I will also work with modern reef ecologists to better understand reef ecosystem function and how paleo-ecological studies can be of most benefit to them. During my time in the Stony Brook University Sustainability Studies Program, I enjoyed discovering that the field of Sustainability Studies is extremely innovative and multidisciplinary. I’m excited to have found my niche at Stony Brook University, and it is one in which I can combine my love of geology with my passion for environmentalism.

Anna Weiss combined her love of geology with her passion for environmentalism to find her ideal career path.

Anna Weiss combined her love of geology with her passion for environmentalism to find her ideal career path.

By Anna Weiss
Sustainability Studies Program ’13
Anthropology Major; Paleoanthropology focus
Geology and Sustainability Studies Minors; Earth History focus
Today Anna is pursuing a Ph.D. in Paleontology at the University of Texas at Austin

The food fighter

America’s food system is broken, filled with foods that are making people and the environment sick, said an alumna of the Stony Brook University Sustainability Studies Program.

And she said that she’s determined to change all of that. Kathleen “Kat” Furey graduated with a BA in Environmental Humanities in 2012, focusing in the areas of food sovereignty, studies and politics. Since, she said she’s been working to ensure all Americans have access to healthy, sustainable food.

“My mission in life is to make the world a cleaner, healthier and happier place for generations to come, and that starts with food,” said Kat.

As a child, Kat grew up in a small farming community in Ohio. The kind of community, she said, “where you would go to one farmer for cheese and milk, another for your grains, another for fruit, another for vegetables, another for meat and so on.” She said that her mother would cook healthy meals for her family from the real, wholesome ingredients grown locally, right in their community.

Ohio, Kat's childhood home state.

Ohio, Kat’s childhood home state.

After leaving her Ohio hometown for a stint in the entertainment industry in California, Kat followed some “twists and turns” in her life, which led her to Long Island, New York. Remembering her farming roots and realizing the need for a food revolution in America, Kat decided to commit to follow her heart and receive a college education in a field that would enable her “to help both people and the planet.”
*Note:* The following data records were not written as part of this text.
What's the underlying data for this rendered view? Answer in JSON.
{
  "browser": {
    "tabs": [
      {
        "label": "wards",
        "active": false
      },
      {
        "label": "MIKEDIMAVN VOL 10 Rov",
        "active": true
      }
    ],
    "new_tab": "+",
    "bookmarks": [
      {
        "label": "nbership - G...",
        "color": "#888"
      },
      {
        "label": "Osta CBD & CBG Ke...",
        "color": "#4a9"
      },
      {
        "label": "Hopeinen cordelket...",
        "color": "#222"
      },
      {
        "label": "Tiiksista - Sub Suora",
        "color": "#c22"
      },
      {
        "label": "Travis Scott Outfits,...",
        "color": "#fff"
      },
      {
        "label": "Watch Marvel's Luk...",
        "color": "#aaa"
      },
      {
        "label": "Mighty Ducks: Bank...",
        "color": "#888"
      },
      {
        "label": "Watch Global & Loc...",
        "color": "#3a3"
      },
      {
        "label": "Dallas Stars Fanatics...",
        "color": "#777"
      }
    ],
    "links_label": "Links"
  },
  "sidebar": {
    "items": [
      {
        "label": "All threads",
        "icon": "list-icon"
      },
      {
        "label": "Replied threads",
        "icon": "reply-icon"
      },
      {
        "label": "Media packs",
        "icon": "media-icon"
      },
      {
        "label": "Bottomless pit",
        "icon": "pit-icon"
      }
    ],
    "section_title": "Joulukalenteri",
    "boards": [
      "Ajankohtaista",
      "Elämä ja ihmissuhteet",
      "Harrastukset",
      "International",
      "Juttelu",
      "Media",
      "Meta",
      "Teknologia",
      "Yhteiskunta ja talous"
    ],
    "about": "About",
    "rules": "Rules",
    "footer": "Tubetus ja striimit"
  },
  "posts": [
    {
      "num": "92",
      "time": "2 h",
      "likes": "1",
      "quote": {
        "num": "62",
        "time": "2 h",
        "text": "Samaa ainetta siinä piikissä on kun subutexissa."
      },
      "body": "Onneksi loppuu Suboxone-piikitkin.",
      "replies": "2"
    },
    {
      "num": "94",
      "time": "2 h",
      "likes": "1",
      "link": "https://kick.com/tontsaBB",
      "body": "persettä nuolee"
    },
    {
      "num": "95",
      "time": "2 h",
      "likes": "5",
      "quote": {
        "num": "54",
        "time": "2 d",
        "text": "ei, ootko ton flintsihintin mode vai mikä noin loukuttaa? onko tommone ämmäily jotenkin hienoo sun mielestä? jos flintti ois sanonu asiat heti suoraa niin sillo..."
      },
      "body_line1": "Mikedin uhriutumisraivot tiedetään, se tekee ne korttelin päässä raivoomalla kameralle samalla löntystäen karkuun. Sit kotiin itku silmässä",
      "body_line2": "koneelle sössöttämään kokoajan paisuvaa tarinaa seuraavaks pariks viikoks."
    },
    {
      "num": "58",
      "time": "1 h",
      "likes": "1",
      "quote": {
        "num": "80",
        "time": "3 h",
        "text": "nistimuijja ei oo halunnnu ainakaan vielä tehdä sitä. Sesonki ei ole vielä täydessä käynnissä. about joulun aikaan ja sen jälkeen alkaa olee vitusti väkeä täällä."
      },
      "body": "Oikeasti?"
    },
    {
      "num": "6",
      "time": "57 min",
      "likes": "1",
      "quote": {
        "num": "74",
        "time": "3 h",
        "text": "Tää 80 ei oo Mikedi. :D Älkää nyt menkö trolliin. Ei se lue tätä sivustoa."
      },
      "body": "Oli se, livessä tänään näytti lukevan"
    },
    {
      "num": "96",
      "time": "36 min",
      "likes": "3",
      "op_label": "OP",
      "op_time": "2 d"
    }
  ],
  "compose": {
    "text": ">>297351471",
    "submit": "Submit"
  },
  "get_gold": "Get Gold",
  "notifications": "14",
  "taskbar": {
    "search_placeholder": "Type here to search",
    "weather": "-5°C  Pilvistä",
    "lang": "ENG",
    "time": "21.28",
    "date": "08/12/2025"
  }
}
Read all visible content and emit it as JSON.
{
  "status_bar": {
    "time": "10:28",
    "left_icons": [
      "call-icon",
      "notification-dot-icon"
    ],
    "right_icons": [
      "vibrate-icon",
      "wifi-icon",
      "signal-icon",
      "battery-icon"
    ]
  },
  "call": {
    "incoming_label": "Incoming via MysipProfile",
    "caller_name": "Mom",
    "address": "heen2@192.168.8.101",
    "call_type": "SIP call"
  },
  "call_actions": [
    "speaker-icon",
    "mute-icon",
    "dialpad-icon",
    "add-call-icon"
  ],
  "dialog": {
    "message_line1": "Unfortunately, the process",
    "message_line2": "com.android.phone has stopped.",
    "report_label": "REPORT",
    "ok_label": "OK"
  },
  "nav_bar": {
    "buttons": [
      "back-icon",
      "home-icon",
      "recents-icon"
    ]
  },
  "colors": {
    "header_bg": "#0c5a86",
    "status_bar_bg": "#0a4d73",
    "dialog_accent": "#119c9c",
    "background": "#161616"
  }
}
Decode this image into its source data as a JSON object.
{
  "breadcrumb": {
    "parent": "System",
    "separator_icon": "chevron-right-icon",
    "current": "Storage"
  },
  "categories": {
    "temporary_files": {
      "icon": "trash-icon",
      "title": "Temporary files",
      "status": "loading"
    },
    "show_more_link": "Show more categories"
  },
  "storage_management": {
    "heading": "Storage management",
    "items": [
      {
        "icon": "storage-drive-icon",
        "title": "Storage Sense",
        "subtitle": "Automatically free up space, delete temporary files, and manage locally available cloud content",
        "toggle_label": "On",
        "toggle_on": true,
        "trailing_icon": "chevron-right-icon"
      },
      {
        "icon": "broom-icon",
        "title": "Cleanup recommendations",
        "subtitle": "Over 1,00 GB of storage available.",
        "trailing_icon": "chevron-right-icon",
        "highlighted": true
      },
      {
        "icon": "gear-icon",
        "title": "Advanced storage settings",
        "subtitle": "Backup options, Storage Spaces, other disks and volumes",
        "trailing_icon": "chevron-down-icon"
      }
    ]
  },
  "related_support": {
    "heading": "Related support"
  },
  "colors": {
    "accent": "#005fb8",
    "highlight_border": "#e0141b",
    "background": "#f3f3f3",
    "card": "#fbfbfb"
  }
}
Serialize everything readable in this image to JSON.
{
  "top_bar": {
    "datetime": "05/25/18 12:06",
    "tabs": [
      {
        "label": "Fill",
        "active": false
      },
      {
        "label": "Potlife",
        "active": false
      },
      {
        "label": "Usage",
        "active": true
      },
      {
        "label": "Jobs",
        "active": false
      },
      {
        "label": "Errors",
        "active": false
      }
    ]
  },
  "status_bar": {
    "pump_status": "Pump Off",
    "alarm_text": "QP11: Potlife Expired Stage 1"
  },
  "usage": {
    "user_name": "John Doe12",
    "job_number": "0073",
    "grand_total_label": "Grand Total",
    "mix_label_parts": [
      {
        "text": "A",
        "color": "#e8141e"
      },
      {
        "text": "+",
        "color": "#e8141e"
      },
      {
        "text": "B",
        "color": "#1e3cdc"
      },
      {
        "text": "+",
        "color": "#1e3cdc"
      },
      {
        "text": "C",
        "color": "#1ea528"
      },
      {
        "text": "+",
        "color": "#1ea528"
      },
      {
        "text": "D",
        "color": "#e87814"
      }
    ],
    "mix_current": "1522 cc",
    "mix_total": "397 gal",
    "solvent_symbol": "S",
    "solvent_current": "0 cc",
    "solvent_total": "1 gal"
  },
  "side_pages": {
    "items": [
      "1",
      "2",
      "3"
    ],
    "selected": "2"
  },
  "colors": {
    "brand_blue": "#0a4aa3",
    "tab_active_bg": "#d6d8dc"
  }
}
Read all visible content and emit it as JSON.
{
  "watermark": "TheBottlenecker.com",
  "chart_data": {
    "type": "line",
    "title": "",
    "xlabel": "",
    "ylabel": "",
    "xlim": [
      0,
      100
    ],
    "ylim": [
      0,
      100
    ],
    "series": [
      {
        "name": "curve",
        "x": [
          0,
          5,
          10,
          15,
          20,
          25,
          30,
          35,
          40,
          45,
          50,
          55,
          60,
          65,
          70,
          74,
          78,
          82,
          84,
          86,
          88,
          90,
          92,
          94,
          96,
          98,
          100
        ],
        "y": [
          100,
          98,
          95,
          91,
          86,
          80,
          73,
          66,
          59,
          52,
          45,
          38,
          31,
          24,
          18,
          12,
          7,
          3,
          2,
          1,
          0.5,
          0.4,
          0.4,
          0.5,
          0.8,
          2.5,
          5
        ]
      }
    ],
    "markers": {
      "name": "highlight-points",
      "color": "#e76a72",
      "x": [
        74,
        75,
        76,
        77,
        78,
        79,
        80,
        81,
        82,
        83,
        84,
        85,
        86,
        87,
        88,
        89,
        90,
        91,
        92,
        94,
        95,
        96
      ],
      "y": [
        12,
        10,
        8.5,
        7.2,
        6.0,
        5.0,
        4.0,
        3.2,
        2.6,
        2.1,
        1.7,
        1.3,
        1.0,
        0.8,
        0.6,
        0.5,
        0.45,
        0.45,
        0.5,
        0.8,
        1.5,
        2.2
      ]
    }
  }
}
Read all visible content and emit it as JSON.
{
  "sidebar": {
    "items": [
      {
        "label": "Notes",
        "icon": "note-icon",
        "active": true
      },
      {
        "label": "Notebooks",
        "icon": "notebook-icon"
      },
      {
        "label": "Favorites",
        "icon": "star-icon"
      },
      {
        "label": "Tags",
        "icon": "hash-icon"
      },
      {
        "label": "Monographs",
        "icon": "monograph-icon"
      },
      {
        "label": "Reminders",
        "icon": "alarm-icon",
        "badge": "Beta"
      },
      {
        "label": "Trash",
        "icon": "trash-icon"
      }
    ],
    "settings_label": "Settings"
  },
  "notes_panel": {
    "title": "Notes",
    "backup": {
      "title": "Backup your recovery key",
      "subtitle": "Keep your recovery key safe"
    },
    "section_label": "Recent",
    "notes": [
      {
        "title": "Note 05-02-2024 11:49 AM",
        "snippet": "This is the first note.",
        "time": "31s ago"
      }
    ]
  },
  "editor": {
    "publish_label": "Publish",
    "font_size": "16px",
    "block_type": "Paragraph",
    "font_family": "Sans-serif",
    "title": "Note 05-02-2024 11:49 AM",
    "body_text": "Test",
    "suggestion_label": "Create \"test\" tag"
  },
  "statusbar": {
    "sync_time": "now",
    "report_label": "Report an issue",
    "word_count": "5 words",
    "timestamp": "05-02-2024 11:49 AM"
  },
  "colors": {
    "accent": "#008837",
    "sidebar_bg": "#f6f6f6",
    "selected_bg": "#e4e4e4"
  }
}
That’s when she discovered the Stony Brook University Sustainability Studies Program.

“It was truly the perfect fit for me,” said Kat. “I cannot believe where my education has taken me today.”

Kat is now education and media director of the Label GMOs California Grassroots (the National Labeling Coalition). In addition, she serves as the education and media director of GMO Free NY. Besides just GMOs, she works as senior media producer at Augustwolf Productions, a California-based media production group, helping to head up Energize Schools, a statewide campaign to bring clean energy to California schools.

And, as for current Stony Brook University Sustainability Studies Program students, Kat had this advice:

“Go for what you really freaking want and you can get it!”

Kat giving a Earth Day 2013 lecture in Grand Central Terminal.

Kat giving a Earth Day 2013 lecture in Grand Central Terminal.

An interview with Kat Furey
Sustainability Studies Program ’12
Environmental Humanities Major